■ **YOUR INSTRUCTIONS**
Copy out each line of the data that holds the word "this".
(EXTRACTED MATERIAL begins)
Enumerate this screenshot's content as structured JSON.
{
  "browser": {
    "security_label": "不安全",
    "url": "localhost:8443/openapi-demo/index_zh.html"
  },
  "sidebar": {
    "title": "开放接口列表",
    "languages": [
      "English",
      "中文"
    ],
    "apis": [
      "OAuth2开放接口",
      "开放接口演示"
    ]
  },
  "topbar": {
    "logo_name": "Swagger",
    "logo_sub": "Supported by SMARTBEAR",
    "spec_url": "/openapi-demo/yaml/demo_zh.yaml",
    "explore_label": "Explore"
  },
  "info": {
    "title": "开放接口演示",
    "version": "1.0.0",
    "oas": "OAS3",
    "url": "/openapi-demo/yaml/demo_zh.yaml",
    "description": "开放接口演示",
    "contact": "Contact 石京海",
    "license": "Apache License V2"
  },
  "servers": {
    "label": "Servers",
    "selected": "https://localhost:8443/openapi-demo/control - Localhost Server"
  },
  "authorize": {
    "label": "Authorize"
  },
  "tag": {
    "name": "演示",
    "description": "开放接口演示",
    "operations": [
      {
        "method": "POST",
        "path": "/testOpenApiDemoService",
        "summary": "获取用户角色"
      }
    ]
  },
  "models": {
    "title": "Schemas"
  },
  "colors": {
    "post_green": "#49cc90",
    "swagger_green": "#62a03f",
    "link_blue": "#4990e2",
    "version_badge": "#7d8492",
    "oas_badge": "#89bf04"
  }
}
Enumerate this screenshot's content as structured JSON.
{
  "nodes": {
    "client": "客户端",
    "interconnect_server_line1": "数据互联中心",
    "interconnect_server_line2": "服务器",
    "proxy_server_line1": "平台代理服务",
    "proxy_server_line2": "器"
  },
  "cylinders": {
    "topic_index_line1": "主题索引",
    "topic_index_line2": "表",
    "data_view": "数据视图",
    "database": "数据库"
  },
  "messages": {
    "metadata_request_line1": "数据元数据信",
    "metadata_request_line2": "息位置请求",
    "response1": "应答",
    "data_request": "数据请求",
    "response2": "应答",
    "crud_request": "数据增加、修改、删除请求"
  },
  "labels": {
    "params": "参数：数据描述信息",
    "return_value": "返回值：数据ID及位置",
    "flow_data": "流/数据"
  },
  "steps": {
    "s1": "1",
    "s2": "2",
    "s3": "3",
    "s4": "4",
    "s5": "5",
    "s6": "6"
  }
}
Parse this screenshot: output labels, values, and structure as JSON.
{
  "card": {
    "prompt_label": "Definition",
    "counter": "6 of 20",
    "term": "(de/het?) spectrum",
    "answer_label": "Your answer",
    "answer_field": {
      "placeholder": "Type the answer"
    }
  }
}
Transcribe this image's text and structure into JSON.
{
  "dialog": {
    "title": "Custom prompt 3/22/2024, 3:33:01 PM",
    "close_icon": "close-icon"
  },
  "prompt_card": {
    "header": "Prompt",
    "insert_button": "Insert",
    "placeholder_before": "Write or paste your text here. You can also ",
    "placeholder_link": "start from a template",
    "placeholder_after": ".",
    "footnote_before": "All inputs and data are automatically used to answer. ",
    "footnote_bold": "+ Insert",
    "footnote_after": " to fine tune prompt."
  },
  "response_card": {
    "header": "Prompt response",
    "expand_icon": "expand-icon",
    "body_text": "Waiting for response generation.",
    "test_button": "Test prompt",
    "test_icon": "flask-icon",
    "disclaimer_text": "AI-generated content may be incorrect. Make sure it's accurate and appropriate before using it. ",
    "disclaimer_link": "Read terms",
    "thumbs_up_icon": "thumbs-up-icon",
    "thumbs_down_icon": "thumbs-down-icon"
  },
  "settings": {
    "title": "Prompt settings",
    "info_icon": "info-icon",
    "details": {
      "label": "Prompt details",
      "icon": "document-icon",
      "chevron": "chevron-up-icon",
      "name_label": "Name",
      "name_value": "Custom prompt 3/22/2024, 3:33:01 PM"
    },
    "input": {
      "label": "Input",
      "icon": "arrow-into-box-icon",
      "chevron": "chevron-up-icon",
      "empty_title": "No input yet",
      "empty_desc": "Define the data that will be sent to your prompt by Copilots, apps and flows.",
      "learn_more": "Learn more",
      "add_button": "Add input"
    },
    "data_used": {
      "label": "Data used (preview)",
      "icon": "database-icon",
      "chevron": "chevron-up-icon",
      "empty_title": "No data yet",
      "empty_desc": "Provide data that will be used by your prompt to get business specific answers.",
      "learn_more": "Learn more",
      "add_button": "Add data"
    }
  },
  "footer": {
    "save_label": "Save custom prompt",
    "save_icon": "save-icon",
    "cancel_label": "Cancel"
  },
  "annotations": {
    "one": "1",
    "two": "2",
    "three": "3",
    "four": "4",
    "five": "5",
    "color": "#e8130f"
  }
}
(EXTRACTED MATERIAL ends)
■ **RESPONSE BOX**
Enumerate this screenshot's content as structured JSON.
Enumerate this screenshot's content as structured JSON.
Parse this screenshot: output labels, values, and structure as JSON.
Transcribe this image's text and structure into JSON.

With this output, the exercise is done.